If you’re looking to buy or sell a car, or you’re in the market for a new car insurance policy, the term ‘car immobiliser’ is likely to crop up in your research. But what exactly are car immobilisers? And how can you find out if your car has one? We’re here to explain what car immobilisers are, how to find them in your vehicle, and whether you should consider getting one fitted.
An immobiliser is an electronic device that prevents a vehicle from starting unless the correct key or key fob is used. First used in 1992, factory-fitted immobilisers (those fitted during the manufacturing process) have been compulsory on all new vehicles in England and Wales since October 1998.
Factory-fitted immobilisers are often considered the best type as you can guarantee they’ll be fitted properly and are specific to the car model. When obtaining an insurance quote, the provider will ask if your car is equipped with a factory-fitted immobiliser.
You can rest assured that your car has a factory-fitted immobiliser if it was manufactured after October 1998. However, if your car was made before that date and you want to check if it has an immobiliser, the easiest way to check is to contact your car’s manufacturer or consult your owner’s manual.
Alternatively, you can get your car checked out by a qualified mechanic, who should be able to tell you if it has an immobiliser or not.
When you start your car, the key or fob sends a code to the electronic code unit (ECU) that permits the engine to start. If a thief attempted to steal the car by using an incorrect key, the immobiliser would activate and prevent the ECU from receiving the code.
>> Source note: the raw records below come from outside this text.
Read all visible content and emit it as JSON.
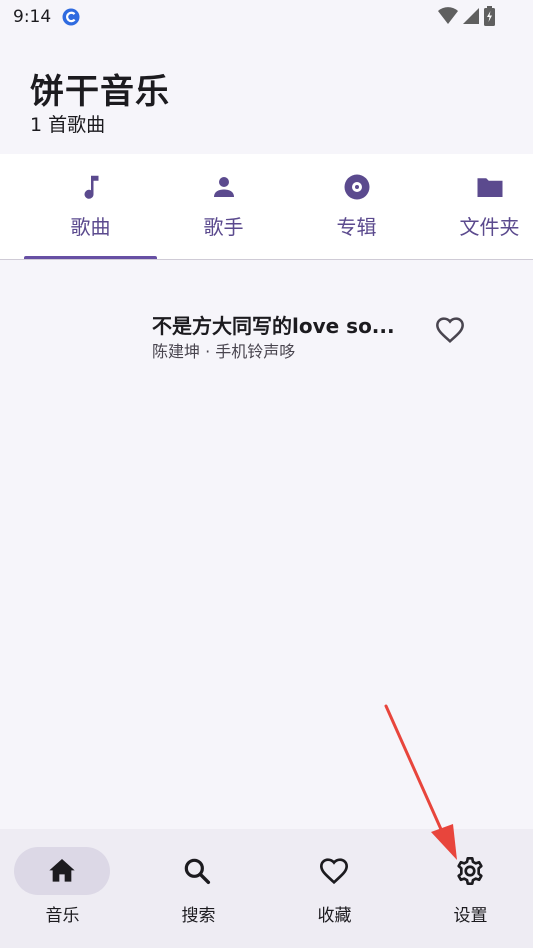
{
  "status_bar": {
    "time": "9:14"
  },
  "header": {
    "title": "饼干音乐",
    "subtitle": "1 首歌曲"
  },
  "tabs": [
    {
      "label": "歌曲",
      "icon": "music-note-icon",
      "selected": true
    },
    {
      "label": "歌手",
      "icon": "person-icon",
      "selected": false
    },
    {
      "label": "专辑",
      "icon": "album-disc-icon",
      "selected": false
    },
    {
      "label": "文件夹",
      "icon": "folder-icon",
      "selected": false
    }
  ],
  "songs": [
    {
      "title": "不是方大同写的love so...",
      "subtitle": "陈建坤 · 手机铃声哆",
      "favorite_icon": "heart-outline-icon"
    }
  ],
  "bottom_nav": [
    {
      "label": "音乐",
      "icon": "home-icon",
      "selected": true
    },
    {
      "label": "搜索",
      "icon": "search-icon",
      "selected": false
    },
    {
      "label": "收藏",
      "icon": "heart-outline-icon",
      "selected": false
    },
    {
      "label": "设置",
      "icon": "gear-icon",
      "selected": false
    }
  ],
  "colors": {
    "accent": "#6750a4",
    "arrow": "#e8453c",
    "background": "#f6f5fa"
  }
}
As a result, the engine would fail to start.
Immobilisers typically work by disabling two of the three of the main components that allow the car to start (fuel system, starter motor, ignition). There are several immobiliser types too, some of which require a manual PIN code, while others require a touch key. Many modern immobilisers can be operated using smartphone apps via Bluetooth
A standard car insurance question is: ‘Does your vehicle have an immobiliser or alarm?’ This is because these devices have a significant impact on a car’s security – and the more secure the car, the less likely it is to be stolen.
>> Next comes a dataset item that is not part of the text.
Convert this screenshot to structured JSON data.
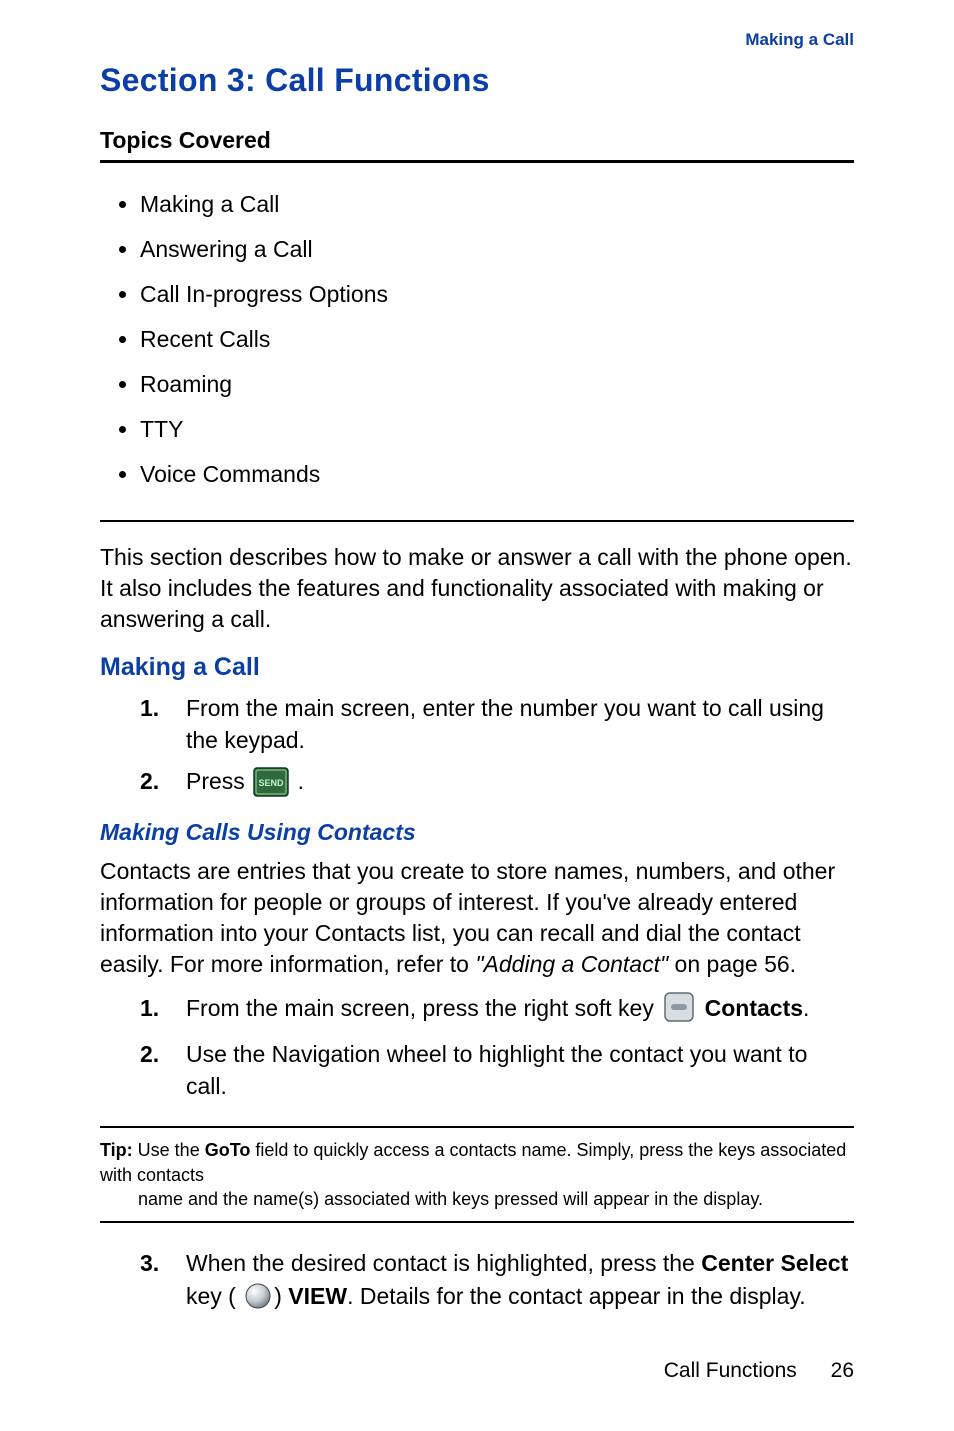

Therefore, if your car has an immobiliser, insurers may deem your vehicle to be at a lower risk of being stolen, which is likely to result in a lower insurance premium. However, it should be noted that insurance policies are calculated using a wide range of factors, and an immobiliser is not guaranteed to reduce your premium due to the influence of these other factors.
As mentioned, factory-fitted immobilisers are regarded as preferable because they’re fit for purpose and installed by the manufacturer. However, if your car is not fitted with an immobiliser as standard, you can always have one fitted by a professional. In these cases, it’s best to opt for a Thatcham-approved aftermarket device.
Thatcham Research is a not-for-profit organisation that certifies alarm systems, rates the security of new vehicles, and defines car insurance groups. Since its establishment in 1969, Thatcham has become an industry benchmark, and their immobilisers are put through rigorous tests for performance, functionality, and design before they achieve certification and are assigned a Thatcham category.
There are seven categories of Thatcham certification:
Category 1 devices are the most sophisticated immobilisers on the market. They feature perimeter and ignition detection, and incorporate movement, glass break and tilt sensors. A self-powered siren that activates if your car gets broken into completes the package.
Immobilisers in this class are required to pass rigorous Thatcham Category 1 tests, while they also need to be passively set (no input needed from the driver), making them the most comprehensive Thatcham-approved security system.
Category 2 is Thatcham’s immobiliser-only category – alarms are not awarded this certification. These systems are required to isolate at least two systems or one vehicle control unit that is needed for the car to run efficiently. Like category 1, these need to be passively set.
Devices are awarded this status if a category 2 vehicle is upgraded by retrofitting a category 1 alarm. Retrofitted alarms can also lower your insurance premiums.
Unlike the preceding categories, category 3 security systems are mechanical, not electric, which means that they are physical devices that disrupt the way a car operates.
They are usually straightforward to set and unset and can be permanently or temporarily installed. Examples of category 3 devices are steering wheel locks and gear lever locks.
Locking wheel nuts are robust, reliable devices that feature traceability, a secure replacement procedure, and provide resistance to attack.
If you have a modern car with alloy wheels, it will benefit from a wheel locking device as they require a special key to remove the nuts, meaning it will be much more difficult for thieves to steal your wheels.
Replacing category 5, Thatcham category S5 systems can track a stolen vehicle and also immobilise it remotely by restricting the engine’s functionality.
Introduced in 2019, Thatcham category S7 superseded the previous category 6 and 7 ratings. This new category features more affordable devices than those rated S5 but lack their robust security features (i.e. remote immobilisation is omitted).
The prevalence of sophisticated immobiliser systems in modern cars represent an effective deterrent to would-be thieves, with the most tangible benefit being a potential reduction in your annual premiums. Always remember that quality counts, so be sure to opt for a Thatcham-approved device if your vehicle does not have a factory-fitted device.